There is no simple answer to defining sports. The history of the word sport can be traced back to Ancient Greece, when it came to being called Association Football or Greek Sports (a play on the term ‘gammon’). The very idea of a contest between two evenly matched teams was alien to the earliest Romans, who preferred a more physically active life. But over the years the idea of sport itself has become rooted in both physical and social factors, making sport an integral part of all cultures around the world today.
The first major sport to gain global recognition was basketball, with its long tradition of Association Basketball, now played in over 120 countries. Basketball has evolved from a humble pastime to an enormous passion, with thousands of worldwide fans and a daily dose of commentary and analysis in almost every country. And with this fan base came widespread exposure, with TV coverage spreading the sport to millions of homes and changing the face of global sports reporting altogether. Television channels dedicated to Association Football and its games have been counted among the biggest sports stories of the century, with ESPN in the US and Sky Sports in the UK covering almost every international tournament.
Association Football enjoys huge popularity in North America where it is second only behind football in terms of television coverage. In the UK, too, Association Football is a hugely popular sport, with the National Football League (NFL) bringing in record ratings for the past three decades. Football on television and radio in the UK has become a massive business, with a variety of sports channels dedicated to coverage of live matches. A typical Saturday afternoon in the UK may see more than forty different sports programmes being aired live, making it one of the most unpredictable sports stories of any time of day. The huge global following for the game means that, even in non-English speaking nations, people can follow Association Football and enjoy a truly international sporting occasion.

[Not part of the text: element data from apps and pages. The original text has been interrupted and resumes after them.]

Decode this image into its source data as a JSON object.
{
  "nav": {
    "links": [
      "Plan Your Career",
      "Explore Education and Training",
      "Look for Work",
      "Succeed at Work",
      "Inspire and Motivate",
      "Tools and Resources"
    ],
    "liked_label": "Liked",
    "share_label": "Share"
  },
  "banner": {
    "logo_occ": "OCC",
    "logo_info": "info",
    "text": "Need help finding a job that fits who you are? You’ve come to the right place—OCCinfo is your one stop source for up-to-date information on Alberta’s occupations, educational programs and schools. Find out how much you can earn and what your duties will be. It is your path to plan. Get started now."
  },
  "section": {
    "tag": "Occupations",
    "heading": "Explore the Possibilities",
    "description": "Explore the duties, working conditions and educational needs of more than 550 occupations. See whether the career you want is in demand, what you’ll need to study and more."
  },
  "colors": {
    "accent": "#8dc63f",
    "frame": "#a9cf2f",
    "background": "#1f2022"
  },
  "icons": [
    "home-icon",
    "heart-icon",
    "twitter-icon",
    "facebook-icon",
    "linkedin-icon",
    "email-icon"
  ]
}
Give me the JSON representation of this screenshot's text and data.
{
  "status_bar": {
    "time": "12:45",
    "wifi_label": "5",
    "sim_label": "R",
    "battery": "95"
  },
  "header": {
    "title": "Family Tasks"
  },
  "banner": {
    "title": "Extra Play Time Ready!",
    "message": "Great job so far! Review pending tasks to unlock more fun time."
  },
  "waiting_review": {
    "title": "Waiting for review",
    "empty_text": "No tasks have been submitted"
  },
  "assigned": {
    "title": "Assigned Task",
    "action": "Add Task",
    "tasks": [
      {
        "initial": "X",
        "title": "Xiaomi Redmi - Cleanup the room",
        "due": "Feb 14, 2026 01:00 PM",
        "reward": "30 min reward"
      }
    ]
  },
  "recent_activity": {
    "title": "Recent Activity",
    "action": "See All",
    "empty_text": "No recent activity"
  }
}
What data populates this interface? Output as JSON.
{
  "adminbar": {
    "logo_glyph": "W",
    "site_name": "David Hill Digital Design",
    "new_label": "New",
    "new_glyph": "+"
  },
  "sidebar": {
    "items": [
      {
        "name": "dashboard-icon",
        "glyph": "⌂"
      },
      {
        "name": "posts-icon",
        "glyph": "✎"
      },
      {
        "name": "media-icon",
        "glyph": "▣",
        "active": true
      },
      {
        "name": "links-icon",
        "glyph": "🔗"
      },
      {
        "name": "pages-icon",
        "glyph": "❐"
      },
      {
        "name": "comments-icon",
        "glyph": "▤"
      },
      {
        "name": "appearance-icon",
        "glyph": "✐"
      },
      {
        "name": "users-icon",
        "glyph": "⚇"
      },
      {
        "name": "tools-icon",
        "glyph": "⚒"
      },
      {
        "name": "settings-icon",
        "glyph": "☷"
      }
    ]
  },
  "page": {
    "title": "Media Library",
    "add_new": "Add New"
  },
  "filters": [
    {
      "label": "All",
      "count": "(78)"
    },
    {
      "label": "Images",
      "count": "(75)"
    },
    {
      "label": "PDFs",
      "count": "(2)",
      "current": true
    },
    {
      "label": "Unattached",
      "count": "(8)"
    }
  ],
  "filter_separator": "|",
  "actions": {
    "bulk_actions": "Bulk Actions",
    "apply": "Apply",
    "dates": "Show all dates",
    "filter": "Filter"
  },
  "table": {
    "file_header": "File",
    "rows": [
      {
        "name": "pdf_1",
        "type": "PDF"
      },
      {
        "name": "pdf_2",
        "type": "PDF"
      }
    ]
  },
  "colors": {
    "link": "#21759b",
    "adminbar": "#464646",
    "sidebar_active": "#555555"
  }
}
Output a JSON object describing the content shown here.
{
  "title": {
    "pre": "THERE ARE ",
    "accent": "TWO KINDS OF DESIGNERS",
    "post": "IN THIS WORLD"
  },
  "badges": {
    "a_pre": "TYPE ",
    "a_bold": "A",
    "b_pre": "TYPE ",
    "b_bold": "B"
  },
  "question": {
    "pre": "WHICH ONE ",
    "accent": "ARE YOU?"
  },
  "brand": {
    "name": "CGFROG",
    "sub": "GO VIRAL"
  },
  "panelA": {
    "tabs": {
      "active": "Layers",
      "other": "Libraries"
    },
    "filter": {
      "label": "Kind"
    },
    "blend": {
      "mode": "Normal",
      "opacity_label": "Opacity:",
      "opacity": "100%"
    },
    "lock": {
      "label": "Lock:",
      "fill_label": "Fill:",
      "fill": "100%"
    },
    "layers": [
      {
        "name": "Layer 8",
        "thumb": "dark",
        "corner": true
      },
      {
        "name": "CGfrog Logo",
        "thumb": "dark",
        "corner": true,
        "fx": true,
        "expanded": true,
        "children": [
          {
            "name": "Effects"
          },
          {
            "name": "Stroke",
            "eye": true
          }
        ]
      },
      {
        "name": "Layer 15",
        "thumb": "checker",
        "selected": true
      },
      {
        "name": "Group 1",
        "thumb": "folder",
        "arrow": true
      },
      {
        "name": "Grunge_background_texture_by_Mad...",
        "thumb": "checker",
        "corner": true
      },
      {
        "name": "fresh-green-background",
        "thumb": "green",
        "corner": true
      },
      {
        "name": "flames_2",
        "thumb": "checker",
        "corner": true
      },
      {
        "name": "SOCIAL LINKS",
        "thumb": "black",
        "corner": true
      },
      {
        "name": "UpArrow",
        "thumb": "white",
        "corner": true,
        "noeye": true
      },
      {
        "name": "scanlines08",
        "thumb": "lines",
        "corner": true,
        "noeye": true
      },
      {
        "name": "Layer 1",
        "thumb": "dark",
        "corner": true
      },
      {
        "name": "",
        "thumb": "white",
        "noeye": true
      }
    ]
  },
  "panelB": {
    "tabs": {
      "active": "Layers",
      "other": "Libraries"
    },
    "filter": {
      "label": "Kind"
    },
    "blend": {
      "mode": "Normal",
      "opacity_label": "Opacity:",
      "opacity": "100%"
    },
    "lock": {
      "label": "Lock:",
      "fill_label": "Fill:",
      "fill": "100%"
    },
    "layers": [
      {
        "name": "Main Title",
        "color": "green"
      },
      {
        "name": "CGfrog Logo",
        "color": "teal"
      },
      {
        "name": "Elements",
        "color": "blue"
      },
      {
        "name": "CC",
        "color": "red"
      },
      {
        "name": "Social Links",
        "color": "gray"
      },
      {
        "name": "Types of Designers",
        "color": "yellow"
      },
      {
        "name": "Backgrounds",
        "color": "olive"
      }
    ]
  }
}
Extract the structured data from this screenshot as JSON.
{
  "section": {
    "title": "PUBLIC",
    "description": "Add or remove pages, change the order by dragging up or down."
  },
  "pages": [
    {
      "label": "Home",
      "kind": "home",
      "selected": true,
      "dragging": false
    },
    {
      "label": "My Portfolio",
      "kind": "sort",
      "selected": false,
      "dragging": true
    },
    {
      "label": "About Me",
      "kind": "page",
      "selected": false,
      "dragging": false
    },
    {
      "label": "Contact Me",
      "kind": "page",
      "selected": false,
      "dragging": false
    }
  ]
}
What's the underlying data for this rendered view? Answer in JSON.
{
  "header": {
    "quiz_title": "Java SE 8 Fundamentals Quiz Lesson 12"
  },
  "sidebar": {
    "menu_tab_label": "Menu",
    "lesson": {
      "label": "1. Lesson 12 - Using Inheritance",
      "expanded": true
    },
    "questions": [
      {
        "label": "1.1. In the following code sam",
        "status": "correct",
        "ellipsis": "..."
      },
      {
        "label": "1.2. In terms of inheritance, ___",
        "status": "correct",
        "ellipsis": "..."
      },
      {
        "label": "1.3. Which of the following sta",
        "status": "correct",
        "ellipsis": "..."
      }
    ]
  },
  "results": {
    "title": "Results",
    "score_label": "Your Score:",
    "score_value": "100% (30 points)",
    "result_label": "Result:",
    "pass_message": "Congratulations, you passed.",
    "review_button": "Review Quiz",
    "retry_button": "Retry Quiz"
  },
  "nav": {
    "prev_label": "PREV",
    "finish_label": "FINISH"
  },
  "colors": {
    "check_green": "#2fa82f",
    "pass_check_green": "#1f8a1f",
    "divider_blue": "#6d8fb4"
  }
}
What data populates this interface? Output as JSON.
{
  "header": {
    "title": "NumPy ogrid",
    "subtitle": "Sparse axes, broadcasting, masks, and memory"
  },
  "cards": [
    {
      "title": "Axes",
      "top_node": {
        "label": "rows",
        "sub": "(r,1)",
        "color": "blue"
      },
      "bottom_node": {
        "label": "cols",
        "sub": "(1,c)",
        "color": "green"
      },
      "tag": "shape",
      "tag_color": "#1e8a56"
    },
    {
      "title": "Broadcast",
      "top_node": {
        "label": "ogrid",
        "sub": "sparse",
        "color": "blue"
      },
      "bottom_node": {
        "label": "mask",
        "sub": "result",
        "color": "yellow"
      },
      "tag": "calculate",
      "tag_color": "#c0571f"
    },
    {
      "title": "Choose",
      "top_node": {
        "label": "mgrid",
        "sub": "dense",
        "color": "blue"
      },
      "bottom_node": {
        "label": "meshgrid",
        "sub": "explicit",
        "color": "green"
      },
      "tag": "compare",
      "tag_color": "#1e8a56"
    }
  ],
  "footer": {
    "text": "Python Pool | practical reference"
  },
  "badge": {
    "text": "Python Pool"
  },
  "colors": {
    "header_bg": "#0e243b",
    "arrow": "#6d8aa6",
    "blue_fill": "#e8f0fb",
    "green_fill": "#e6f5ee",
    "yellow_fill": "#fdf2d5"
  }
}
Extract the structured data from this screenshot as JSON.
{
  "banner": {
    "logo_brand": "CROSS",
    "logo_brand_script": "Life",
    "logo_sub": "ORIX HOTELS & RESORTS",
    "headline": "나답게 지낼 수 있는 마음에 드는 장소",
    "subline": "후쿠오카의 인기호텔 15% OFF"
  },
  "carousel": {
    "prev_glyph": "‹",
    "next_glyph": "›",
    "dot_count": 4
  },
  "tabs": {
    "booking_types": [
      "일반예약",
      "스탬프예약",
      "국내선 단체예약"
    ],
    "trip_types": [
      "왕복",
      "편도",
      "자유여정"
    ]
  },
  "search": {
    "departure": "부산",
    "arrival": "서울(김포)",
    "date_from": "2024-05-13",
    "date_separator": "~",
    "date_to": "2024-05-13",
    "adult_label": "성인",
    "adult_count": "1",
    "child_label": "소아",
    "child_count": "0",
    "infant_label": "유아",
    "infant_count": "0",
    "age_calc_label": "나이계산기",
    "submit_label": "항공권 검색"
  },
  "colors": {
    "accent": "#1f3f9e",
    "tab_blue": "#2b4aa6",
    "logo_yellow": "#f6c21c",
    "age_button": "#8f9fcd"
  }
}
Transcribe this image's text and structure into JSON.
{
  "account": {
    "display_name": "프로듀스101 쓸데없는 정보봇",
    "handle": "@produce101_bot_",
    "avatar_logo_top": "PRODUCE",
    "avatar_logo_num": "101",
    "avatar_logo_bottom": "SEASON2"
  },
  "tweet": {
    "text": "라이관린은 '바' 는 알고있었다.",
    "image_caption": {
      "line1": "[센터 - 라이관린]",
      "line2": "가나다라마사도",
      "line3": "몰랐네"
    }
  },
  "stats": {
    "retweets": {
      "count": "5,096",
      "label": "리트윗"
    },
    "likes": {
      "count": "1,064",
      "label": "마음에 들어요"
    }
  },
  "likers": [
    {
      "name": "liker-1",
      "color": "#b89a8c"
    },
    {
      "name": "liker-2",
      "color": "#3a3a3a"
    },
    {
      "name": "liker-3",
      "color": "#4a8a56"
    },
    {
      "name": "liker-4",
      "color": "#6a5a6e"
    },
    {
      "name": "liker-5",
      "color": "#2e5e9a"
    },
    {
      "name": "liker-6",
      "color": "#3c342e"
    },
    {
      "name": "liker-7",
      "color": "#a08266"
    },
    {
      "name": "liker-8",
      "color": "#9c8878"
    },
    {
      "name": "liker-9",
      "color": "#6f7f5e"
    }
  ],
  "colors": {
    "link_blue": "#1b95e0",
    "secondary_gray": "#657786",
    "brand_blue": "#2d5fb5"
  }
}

International football is also spread around the world through association football and its own unique history and the World Cup tournament. Each World Cup brings a different sporting culture to the surface of competition, with extra spice added through disciplinary issues, controversial refereeing decisions and fan unrest. The popularity of this tournament means that it is now second only to the NFL in terms of revenue generated, giving it the potential to overtake football as the single biggest source of income for governing bodies. The World Cup is also the catalyst for much larger tournaments such as the Olympic Games, making it even more important that governing bodies promote the sport so that it can be enjoyed by as many people as possible. Promoting sports events can have a profound effect on children’s attitudes towards health, fitness and even social justice – making it an important area to work in if you are aiming to influence young people’s attitudes towards the world, sport and life in general.
Despite the growth of world cup and the exponential increase in the number of football games being played, the governance of sporting events is still relatively weak. One of the few areas that is consistently regulated is the introduction of a four corner kick, which has the purpose of allowing players to hit the ball from two directions at once. This is designed to encourage fair play and eliminate kick-abouts, although this kind of action has sometimes led to unfortunate consequences. The introduction of a system whereby the fourth corner kick is no longer compulsory will hopefully ensure fair competition throughout the game.